-- Data excerpts follows --

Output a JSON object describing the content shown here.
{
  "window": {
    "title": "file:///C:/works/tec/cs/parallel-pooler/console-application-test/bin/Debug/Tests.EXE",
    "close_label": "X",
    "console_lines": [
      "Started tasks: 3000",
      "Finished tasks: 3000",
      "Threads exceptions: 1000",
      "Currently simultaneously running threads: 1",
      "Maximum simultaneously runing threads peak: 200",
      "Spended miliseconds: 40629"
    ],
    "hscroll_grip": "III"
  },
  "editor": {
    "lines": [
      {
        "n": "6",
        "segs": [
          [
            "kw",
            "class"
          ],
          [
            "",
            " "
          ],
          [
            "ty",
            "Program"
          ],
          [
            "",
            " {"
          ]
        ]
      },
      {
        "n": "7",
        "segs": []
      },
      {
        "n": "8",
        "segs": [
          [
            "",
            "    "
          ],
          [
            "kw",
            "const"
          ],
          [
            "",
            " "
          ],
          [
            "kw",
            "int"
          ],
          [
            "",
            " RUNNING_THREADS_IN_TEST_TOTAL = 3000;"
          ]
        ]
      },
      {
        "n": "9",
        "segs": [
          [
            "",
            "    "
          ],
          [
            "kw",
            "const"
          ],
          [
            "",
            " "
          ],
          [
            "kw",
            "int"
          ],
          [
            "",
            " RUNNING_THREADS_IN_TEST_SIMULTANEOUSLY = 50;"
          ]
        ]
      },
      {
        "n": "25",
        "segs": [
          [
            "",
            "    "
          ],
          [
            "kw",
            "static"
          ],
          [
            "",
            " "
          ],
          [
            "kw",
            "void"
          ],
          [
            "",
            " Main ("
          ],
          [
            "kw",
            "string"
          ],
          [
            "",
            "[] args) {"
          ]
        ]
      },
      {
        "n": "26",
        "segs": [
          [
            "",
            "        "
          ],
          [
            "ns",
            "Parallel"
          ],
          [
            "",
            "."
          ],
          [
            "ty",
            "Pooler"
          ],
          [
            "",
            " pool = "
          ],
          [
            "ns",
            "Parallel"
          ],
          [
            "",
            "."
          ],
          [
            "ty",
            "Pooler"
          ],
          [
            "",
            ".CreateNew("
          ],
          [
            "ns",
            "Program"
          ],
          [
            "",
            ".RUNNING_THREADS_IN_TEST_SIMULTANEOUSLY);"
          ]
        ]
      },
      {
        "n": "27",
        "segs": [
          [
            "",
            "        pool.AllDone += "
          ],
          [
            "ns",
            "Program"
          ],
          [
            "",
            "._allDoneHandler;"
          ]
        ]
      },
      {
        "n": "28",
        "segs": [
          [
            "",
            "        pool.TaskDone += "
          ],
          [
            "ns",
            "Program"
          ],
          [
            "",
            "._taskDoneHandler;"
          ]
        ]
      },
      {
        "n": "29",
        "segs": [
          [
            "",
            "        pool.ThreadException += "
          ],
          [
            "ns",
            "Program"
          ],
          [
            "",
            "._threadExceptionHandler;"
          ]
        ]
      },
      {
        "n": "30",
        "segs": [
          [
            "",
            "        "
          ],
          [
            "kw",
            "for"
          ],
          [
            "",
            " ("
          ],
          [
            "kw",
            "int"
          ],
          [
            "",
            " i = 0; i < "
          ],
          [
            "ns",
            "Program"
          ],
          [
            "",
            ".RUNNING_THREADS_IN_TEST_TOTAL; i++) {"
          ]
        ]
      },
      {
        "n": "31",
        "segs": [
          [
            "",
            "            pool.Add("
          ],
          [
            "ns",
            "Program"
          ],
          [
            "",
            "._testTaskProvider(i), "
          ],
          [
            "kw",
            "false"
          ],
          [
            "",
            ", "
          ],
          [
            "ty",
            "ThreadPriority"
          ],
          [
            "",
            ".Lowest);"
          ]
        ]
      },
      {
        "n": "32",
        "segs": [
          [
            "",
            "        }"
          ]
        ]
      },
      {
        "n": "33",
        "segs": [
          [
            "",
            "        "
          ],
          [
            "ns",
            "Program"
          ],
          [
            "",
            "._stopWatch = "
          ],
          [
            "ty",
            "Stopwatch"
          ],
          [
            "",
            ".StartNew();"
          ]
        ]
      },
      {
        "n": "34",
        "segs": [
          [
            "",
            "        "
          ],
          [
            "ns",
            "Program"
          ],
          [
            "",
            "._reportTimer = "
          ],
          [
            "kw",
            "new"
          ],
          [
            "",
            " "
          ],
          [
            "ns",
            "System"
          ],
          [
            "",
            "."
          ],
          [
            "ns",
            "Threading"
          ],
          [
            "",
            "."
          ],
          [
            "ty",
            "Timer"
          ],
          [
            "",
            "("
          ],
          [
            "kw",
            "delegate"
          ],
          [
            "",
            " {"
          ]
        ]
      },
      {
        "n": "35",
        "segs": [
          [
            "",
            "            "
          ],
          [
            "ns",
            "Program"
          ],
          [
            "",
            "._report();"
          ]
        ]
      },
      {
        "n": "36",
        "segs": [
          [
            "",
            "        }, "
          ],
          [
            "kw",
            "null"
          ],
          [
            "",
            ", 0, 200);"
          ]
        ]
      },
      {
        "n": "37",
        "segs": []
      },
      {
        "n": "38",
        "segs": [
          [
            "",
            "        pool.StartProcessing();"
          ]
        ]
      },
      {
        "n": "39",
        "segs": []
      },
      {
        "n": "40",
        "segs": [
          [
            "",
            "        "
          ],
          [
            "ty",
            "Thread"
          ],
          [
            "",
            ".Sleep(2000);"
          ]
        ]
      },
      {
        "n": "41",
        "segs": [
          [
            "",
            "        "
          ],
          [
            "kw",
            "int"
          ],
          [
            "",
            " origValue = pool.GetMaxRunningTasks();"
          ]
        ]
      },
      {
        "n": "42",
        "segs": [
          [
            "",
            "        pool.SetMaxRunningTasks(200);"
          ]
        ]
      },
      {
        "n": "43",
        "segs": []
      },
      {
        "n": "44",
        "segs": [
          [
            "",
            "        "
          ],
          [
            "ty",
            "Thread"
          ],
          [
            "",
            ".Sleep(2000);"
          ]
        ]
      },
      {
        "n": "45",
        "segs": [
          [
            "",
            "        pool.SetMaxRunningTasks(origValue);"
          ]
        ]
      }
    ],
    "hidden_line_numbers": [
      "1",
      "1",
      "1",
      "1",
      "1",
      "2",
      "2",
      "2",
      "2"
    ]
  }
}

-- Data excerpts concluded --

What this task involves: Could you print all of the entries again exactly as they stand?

Result of the exercise:
Output a JSON object describing the content shown here.
{
  "window": {
    "title": "file:///C:/works/tec/cs/parallel-pooler/console-application-test/bin/Debug/Tests.EXE",
    "close_label": "X",
    "console_lines": [
      "Started tasks: 3000",
      "Finished tasks: 3000",
      "Threads exceptions: 1000",
      "Currently simultaneously running threads: 1",
      "Maximum simultaneously runing threads peak: 200",
      "Spended miliseconds: 40629"
    ],
    "hscroll_grip": "III"
  },
  "editor": {
    "lines": [
      {
        "n": "6",
        "segs": [
          [
            "kw",
            "class"
          ],
          [
            "",
            " "
          ],
          [
            "ty",
            "Program"
          ],
          [
            "",
            " {"
          ]
        ]
      },
      {
        "n": "7",
        "segs": []
      },
      {
        "n": "8",
        "segs": [
          [
            "",
            "    "
          ],
          [
            "kw",
            "const"
          ],
          [
            "",
            " "
          ],
          [
            "kw",
            "int"
          ],
          [
            "",
            " RUNNING_THREADS_IN_TEST_TOTAL = 3000;"
          ]
        ]
      },
      {
        "n": "9",
        "segs": [
          [
            "",
            "    "
          ],
          [
            "kw",
            "const"
          ],
          [
            "",
            " "
          ],
          [
            "kw",
            "int"
          ],
          [
            "",
            " RUNNING_THREADS_IN_TEST_SIMULTANEOUSLY = 50;"
          ]
        ]
      },
      {
        "n": "25",
        "segs": [
          [
            "",
            "    "
          ],
          [
            "kw",
            "static"
          ],
          [
            "",
            " "
          ],
          [
            "kw",
            "void"
          ],
          [
            "",
            " Main ("
          ],
          [
            "kw",
            "string"
          ],
          [
            "",
            "[] args) {"
          ]
        ]
      },
      {
        "n": "26",
        "segs": [
          [
            "",
            "        "
          ],
          [
            "ns",
            "Parallel"
          ],
          [
            "",
            "."
          ],
          [
            "ty",
            "Pooler"
          ],
          [
            "",
            " pool = "
          ],
          [
            "ns",
            "Parallel"
          ],
          [
            "",
            "."
          ],
          [
            "ty",
            "Pooler"
          ],
          [
            "",
            ".CreateNew("
          ],
          [
            "ns",
            "Program"
          ],
          [
            "",
            ".RUNNING_THREADS_IN_TEST_SIMULTANEOUSLY);"
          ]
        ]
      },
      {
        "n": "27",
        "segs": [
          [
            "",
            "        pool.AllDone += "
          ],
          [
            "ns",
            "Program"
          ],
          [
            "",
            "._allDoneHandler;"
          ]
        ]
      },
      {
        "n": "28",
        "segs": [
          [
            "",
            "        pool.TaskDone += "
          ],
          [
            "ns",
            "Program"
          ],
          [
            "",
            "._taskDoneHandler;"
          ]
        ]
      },
      {
        "n": "29",
        "segs": [
          [
            "",
            "        pool.ThreadException += "
          ],
          [
            "ns",
            "Program"
          ],
          [
            "",
            "._threadExceptionHandler;"
          ]
        ]
      },
      {
        "n": "30",
        "segs": [
          [
            "",
            "        "
          ],
          [
            "kw",
            "for"
          ],
          [
            "",
            " ("
          ],
          [
            "kw",
            "int"
          ],
          [
            "",
            " i = 0; i < "
          ],
          [
            "ns",
            "Program"
          ],
          [
            "",
            ".RUNNING_THREADS_IN_TEST_TOTAL; i++) {"
          ]
        ]
      },
      {
        "n": "31",
        "segs": [
          [
            "",
            "            pool.Add("
          ],
          [
            "ns",
            "Program"
          ],
          [
            "",
            "._testTaskProvider(i), "
          ],
          [
            "kw",
            "false"
          ],
          [
            "",
            ", "
          ],
          [
            "ty",
            "ThreadPriority"
          ],
          [
            "",
            ".Lowest);"
          ]
        ]
      },
      {
        "n": "32",
        "segs": [
          [
            "",
            "        }"
          ]
        ]
      },
      {
        "n": "33",
        "segs": [
          [
            "",
            "        "
          ],
          [
            "ns",
            "Program"
          ],
          [
            "",
            "._stopWatch = "
          ],
          [
            "ty",
            "Stopwatch"
          ],
          [
            "",
            ".StartNew();"
          ]
        ]
      },
      {
        "n": "34",
        "segs": [
          [
            "",
            "        "
          ],
          [
            "ns",
            "Program"
          ],
          [
            "",
            "._reportTimer = "
          ],
          [
            "kw",
            "new"
          ],
          [
            "",
            " "
          ],
          [
            "ns",
            "System"
          ],
          [
            "",
            "."
          ],
          [
            "ns",
            "Threading"
          ],
          [
            "",
            "."
          ],
          [
            "ty",
            "Timer"
          ],
          [
            "",
            "("
          ],
          [
            "kw",
            "delegate"
          ],
          [
            "",
            " {"
          ]
        ]
      },
      {
        "n": "35",
        "segs": [
          [
            "",
            "            "
          ],
          [
            "ns",
            "Program"
          ],
          [
            "",
            "._report();"
          ]
        ]
      },
      {
        "n": "36",
        "segs": [
          [
            "",
            "        }, "
          ],
          [
            "kw",
            "null"
          ],
          [
            "",
            ", 0, 200);"
          ]
        ]
      },
      {
        "n": "37",
        "segs": []
      },
      {
        "n": "38",
        "segs": [
          [
            "",
            "        pool.StartProcessing();"
          ]
        ]
      },
      {
        "n": "39",
        "segs": []
      },
      {
        "n": "40",
        "segs": [
          [
            "",
            "        "
          ],
          [
            "ty",
            "Thread"
          ],
          [
            "",
            ".Sleep(2000);"
          ]
        ]
      },
      {
        "n": "41",
        "segs": [
          [
            "",
            "        "
          ],
          [
            "kw",
            "int"
          ],
          [
            "",
            " origValue = pool.GetMaxRunningTasks();"
          ]
        ]
      },
      {
        "n": "42",
        "segs": [
          [
            "",
            "        pool.SetMaxRunningTasks(200);"
          ]
        ]
      },
      {
        "n": "43",
        "segs": []
      },
      {
        "n": "44",
        "segs": [
          [
            "",
            "        "
          ],
          [
            "ty",
            "Thread"
          ],
          [
            "",
            ".Sleep(2000);"
          ]
        ]
      },
      {
        "n": "45",
        "segs": [
          [
            "",
            "        pool.SetMaxRunningTasks(origValue);"
          ]
        ]
      }
    ],
    "hidden_line_numbers": [
      "1",
      "1",
      "1",
      "1",
      "1",
      "2",
      "2",
      "2",
      "2"
    ]
  }
}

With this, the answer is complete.